## YOUR TASK
Print out the data that follows exactly, character for character, apart from the pictures.

## DATA FOR THIS TASK
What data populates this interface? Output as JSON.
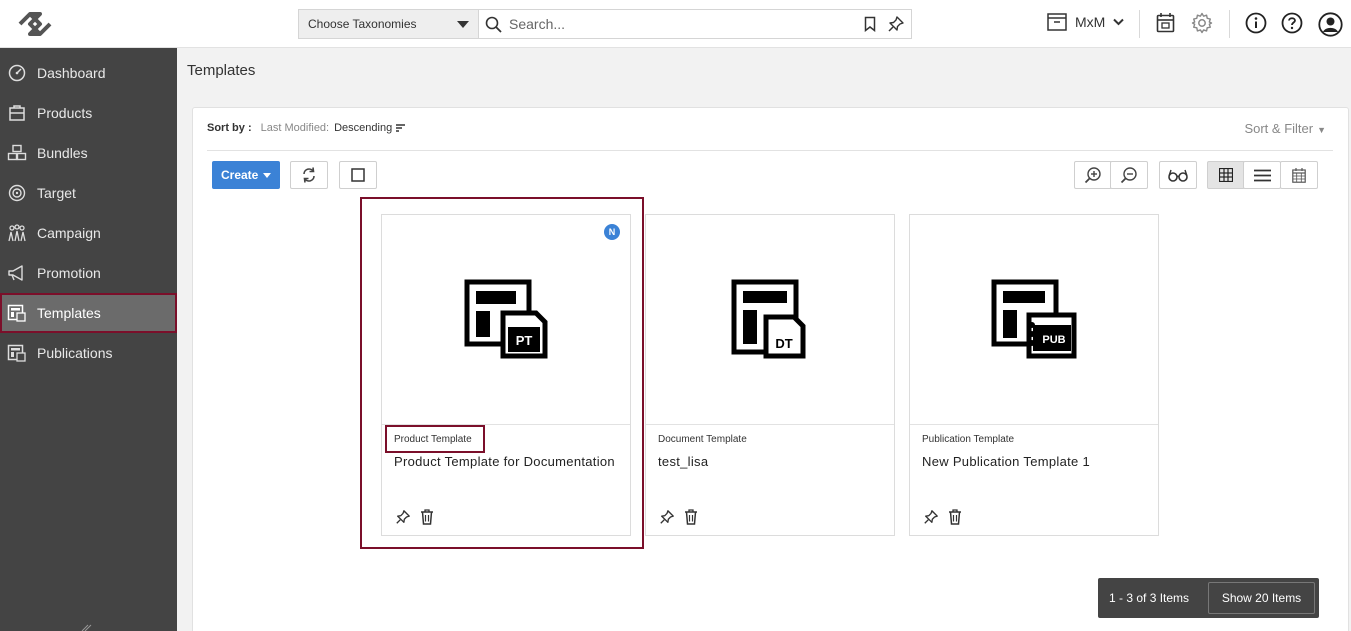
{
  "header": {
    "taxonomy_select": {
      "value": "Choose Taxonomies"
    },
    "search": {
      "placeholder": "Search..."
    },
    "workspace": {
      "label": "MxM"
    }
  },
  "sidebar": {
    "items": [
      {
        "label": "Dashboard",
        "icon": "dashboard-icon"
      },
      {
        "label": "Products",
        "icon": "products-icon"
      },
      {
        "label": "Bundles",
        "icon": "bundles-icon"
      },
      {
        "label": "Target",
        "icon": "target-icon"
      },
      {
        "label": "Campaign",
        "icon": "campaign-icon"
      },
      {
        "label": "Promotion",
        "icon": "megaphone-icon"
      },
      {
        "label": "Templates",
        "icon": "templates-icon",
        "active": true
      },
      {
        "label": "Publications",
        "icon": "publications-icon"
      }
    ]
  },
  "main": {
    "title": "Templates",
    "sort": {
      "label": "Sort by :",
      "field": "Last Modified:",
      "direction": "Descending"
    },
    "sort_filter_label": "Sort & Filter",
    "toolbar": {
      "create_label": "Create"
    },
    "cards": [
      {
        "type": "Product Template",
        "name": "Product Template for Documentation",
        "badge": "N",
        "icon_text": "PT"
      },
      {
        "type": "Document Template",
        "name": "test_lisa",
        "icon_text": "DT"
      },
      {
        "type": "Publication Template",
        "name": "New Publication Template 1",
        "icon_text": "PUB"
      }
    ],
    "pagination": {
      "range": "1 - 3 of 3 Items",
      "page_size": "Show 20 Items"
    }
  },
  "colors": {
    "accent": "#3b82d6",
    "sidebar_bg": "#444444",
    "highlight": "#7b0f2a"
  }
}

## TASK ANSWER
What data populates this interface? Output as JSON.
{
  "header": {
    "taxonomy_select": {
      "value": "Choose Taxonomies"
    },
    "search": {
      "placeholder": "Search..."
    },
    "workspace": {
      "label": "MxM"
    }
  },
  "sidebar": {
    "items": [
      {
        "label": "Dashboard",
        "icon": "dashboard-icon"
      },
      {
        "label": "Products",
        "icon": "products-icon"
      },
      {
        "label": "Bundles",
        "icon": "bundles-icon"
      },
      {
        "label": "Target",
        "icon": "target-icon"
      },
      {
        "label": "Campaign",
        "icon": "campaign-icon"
      },
      {
        "label": "Promotion",
        "icon": "megaphone-icon"
      },
      {
        "label": "Templates",
        "icon": "templates-icon",
        "active": true
      },
      {
        "label": "Publications",
        "icon": "publications-icon"
      }
    ]
  },
  "main": {
    "title": "Templates",
    "sort": {
      "label": "Sort by :",
      "field": "Last Modified:",
      "direction": "Descending"
    },
    "sort_filter_label": "Sort & Filter",
    "toolbar": {
      "create_label": "Create"
    },
    "cards": [
      {
        "type": "Product Template",
        "name": "Product Template for Documentation",
        "badge": "N",
        "icon_text": "PT"
      },
      {
        "type": "Document Template",
        "name": "test_lisa",
        "icon_text": "DT"
      },
      {
        "type": "Publication Template",
        "name": "New Publication Template 1",
        "icon_text": "PUB"
      }
    ],
    "pagination": {
      "range": "1 - 3 of 3 Items",
      "page_size": "Show 20 Items"
    }
  },
  "colors": {
    "accent": "#3b82d6",
    "sidebar_bg": "#444444",
    "highlight": "#7b0f2a"
  }
}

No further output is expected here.